In September, Mr Forsyth and two learners from Y10 visited the battlefield sites of Ypres and the Somme. This year marks the 100 anniversary of the second battle of Ypres.
As well as visiting the town of Ypres and several World War One cemeteries, the learners from Kepier also took part in the remembrance ceremony at the Menin gate which has taken place every night at 8pm since 1927.
They were lucky enough to contribute to the Belgian government’s art project to create 600,000 clay soldiers which will form an installation in November 2018 to commemorate the hundredth anniversary of the end of the war. Each clay soldier represents a real soldier who died fighting on the Ypres Salient.

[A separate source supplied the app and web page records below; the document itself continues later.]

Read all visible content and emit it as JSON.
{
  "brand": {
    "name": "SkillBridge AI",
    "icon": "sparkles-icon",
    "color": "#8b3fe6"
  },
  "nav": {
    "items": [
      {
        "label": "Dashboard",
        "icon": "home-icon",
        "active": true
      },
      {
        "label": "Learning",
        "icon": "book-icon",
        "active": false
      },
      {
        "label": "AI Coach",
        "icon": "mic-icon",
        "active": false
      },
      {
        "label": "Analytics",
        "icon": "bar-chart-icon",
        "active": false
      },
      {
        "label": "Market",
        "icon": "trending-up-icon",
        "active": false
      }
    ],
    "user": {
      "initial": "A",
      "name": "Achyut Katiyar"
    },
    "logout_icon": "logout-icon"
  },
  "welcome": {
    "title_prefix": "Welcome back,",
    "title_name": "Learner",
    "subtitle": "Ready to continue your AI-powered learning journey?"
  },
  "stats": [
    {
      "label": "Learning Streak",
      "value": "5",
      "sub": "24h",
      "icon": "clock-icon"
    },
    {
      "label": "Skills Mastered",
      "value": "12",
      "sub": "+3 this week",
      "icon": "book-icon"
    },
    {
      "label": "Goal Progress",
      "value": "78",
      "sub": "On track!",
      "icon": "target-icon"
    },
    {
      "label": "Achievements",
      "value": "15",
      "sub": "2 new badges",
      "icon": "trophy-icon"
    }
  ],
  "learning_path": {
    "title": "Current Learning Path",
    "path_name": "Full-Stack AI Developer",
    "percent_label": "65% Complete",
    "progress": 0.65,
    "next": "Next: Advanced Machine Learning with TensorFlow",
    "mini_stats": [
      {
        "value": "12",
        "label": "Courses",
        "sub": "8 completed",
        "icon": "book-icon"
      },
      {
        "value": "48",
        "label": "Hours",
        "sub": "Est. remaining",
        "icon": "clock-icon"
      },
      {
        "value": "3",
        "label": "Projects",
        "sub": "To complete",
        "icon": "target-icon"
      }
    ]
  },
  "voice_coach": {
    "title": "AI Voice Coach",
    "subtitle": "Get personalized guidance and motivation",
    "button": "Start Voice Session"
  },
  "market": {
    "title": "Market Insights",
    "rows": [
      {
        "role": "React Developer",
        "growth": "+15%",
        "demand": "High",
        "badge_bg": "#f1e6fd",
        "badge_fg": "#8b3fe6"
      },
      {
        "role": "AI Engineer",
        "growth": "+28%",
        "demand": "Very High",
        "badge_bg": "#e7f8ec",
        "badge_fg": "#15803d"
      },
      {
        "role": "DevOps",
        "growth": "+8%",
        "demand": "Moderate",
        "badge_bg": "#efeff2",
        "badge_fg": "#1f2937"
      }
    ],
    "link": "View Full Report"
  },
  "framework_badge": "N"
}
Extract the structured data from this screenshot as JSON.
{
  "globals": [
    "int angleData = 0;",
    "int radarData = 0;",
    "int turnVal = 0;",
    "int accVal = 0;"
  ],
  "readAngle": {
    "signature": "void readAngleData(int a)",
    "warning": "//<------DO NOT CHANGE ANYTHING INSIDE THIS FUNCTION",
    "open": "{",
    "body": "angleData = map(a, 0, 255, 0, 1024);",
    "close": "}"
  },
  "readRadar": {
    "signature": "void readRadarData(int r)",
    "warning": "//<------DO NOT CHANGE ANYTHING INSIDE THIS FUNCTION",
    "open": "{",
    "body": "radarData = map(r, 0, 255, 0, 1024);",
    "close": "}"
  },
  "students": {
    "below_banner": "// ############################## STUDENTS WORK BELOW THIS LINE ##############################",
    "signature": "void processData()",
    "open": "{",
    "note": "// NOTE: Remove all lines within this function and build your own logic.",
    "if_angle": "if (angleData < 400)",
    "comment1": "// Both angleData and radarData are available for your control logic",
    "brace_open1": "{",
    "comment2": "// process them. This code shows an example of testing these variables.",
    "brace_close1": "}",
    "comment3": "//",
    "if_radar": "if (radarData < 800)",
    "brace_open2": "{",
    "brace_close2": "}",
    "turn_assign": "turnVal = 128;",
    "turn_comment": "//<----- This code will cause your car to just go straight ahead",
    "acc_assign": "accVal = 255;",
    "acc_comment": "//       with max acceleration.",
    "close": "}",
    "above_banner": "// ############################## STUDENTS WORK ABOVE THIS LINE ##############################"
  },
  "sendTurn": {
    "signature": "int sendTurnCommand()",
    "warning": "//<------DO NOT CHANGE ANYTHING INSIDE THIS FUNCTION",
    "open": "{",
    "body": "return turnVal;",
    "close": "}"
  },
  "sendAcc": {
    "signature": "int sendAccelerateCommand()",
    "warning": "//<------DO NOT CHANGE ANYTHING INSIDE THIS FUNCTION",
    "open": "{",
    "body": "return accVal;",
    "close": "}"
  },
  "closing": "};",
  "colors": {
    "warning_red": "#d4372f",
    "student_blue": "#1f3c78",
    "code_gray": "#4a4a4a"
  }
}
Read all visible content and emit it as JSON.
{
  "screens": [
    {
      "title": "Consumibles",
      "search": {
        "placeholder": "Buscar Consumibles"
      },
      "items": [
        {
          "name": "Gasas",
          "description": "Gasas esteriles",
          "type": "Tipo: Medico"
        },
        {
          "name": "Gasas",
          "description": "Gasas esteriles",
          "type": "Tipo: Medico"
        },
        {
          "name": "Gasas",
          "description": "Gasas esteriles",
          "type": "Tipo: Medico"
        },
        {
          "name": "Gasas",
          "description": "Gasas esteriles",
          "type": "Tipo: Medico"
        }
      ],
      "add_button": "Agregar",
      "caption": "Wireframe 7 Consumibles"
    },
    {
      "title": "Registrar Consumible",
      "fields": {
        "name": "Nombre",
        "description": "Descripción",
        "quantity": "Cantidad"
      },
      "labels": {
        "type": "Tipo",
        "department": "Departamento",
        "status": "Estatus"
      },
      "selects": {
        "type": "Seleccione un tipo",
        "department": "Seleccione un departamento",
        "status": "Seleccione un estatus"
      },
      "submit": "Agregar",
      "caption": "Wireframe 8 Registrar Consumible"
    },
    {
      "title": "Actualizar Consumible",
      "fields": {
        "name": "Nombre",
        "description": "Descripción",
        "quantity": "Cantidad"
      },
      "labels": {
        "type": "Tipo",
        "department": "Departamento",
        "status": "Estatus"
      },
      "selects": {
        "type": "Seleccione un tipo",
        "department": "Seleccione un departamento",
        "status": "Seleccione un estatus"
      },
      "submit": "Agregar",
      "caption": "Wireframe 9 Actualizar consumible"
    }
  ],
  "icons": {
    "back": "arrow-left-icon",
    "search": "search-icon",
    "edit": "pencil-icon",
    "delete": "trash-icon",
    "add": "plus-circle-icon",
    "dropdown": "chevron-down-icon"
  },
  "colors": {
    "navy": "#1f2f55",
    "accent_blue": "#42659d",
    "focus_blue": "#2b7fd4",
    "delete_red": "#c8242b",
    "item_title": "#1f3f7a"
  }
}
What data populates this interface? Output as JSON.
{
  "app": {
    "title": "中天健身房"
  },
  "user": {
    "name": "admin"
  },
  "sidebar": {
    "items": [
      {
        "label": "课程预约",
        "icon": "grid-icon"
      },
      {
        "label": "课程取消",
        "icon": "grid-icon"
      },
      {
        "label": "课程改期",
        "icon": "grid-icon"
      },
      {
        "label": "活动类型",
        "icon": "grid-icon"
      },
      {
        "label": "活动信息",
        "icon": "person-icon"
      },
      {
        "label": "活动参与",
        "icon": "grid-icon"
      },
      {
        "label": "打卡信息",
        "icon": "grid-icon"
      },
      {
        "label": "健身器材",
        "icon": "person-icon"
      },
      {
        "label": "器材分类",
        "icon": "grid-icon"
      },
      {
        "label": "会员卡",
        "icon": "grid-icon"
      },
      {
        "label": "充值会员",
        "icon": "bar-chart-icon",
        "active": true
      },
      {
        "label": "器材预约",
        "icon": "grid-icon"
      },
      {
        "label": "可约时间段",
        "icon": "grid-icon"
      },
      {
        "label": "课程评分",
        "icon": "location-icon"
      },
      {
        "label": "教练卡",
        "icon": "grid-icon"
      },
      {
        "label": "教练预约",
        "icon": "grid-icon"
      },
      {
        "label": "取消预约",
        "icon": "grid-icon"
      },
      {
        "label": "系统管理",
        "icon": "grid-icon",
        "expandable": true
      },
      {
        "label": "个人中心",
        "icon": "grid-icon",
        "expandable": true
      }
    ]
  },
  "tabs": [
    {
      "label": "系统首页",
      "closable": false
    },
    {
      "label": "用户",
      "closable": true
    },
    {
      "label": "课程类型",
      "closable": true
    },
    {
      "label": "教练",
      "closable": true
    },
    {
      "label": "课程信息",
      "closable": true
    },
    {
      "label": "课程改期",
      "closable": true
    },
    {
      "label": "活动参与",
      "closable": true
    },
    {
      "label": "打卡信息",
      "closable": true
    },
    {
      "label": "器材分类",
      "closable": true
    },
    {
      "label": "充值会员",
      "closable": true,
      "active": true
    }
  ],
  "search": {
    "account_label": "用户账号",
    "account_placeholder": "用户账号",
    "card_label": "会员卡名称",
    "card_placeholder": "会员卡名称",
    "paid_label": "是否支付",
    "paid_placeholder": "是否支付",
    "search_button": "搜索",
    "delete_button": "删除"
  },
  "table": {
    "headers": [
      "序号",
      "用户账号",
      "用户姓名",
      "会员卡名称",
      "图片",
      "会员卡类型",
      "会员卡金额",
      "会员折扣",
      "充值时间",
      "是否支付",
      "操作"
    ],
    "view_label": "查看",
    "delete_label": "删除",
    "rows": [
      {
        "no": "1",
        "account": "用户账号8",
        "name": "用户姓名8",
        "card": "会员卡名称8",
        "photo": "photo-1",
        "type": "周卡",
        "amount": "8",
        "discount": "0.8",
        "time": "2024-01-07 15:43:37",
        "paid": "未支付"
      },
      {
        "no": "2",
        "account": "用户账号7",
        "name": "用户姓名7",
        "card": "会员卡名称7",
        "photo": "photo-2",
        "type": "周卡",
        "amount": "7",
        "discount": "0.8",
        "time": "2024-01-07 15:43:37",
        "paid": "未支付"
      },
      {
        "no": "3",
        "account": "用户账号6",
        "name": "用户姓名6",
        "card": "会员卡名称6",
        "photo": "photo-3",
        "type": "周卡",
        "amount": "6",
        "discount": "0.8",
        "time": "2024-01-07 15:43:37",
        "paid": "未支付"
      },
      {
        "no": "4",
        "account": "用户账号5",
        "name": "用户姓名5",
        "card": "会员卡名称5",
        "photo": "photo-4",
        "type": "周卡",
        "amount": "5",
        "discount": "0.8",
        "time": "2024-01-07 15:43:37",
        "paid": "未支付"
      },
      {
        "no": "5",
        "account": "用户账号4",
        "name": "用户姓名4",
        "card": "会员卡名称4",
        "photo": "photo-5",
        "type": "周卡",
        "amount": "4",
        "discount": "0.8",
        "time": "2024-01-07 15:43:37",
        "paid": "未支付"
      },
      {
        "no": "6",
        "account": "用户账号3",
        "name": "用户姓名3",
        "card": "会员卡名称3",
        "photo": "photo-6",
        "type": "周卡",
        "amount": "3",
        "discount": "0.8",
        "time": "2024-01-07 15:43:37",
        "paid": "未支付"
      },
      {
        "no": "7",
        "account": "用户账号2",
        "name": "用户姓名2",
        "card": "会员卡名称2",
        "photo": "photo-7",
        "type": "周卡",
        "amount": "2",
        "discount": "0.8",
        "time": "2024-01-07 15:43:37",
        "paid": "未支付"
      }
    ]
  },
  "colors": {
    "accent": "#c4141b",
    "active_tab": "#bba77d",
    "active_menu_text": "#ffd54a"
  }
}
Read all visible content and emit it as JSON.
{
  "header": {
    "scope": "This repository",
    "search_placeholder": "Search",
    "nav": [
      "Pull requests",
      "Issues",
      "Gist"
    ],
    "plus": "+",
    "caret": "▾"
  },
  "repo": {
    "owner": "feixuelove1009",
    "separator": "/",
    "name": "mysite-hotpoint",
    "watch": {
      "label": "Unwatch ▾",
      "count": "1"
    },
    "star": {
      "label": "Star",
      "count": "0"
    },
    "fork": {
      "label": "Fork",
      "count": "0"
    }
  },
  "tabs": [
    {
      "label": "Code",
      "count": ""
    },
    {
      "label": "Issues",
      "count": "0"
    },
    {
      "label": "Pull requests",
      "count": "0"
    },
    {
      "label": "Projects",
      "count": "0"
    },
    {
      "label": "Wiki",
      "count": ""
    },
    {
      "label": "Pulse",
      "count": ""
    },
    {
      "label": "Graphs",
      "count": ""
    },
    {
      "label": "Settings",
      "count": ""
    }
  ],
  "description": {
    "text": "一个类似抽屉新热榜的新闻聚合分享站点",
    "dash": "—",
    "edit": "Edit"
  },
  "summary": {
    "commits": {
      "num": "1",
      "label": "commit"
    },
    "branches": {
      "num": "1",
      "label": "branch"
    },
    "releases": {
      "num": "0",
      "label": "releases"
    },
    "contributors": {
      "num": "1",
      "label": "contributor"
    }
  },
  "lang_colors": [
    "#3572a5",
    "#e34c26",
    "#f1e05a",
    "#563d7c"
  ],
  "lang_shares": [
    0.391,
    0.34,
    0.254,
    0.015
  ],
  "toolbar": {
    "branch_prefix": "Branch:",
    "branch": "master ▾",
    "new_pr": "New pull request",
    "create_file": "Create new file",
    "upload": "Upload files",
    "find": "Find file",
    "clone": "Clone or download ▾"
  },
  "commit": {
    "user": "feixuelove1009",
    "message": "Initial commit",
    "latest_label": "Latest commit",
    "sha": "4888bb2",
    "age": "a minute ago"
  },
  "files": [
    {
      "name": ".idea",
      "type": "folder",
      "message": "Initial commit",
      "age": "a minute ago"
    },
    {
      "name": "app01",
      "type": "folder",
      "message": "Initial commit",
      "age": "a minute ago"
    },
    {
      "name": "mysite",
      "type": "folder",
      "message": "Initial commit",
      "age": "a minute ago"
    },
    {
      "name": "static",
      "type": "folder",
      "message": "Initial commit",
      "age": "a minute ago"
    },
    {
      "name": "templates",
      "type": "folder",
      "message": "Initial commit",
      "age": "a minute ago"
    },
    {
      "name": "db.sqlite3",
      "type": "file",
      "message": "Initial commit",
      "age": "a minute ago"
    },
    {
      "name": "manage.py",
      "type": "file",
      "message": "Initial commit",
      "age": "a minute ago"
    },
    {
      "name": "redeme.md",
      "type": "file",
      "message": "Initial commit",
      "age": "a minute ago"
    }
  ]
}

On the final day, Mr Forsyth, Luke and Ross visited Thiepval which was being made ready for the commemorations next year for the anniversary of the battle of the Somme. The Thiepval memorial has 72,195 names inscribed to remember those soldiers whose bodies were never found after the battle.
As well as visiting Tyne Cot, the largest British cemetery in the world, to lay a wreath of remembrance, the learners and Mr Forsyth visited Langemark a German Cemetery with a distinctly different way of remembering those killed in conflict.
Tyne Cot Cemetary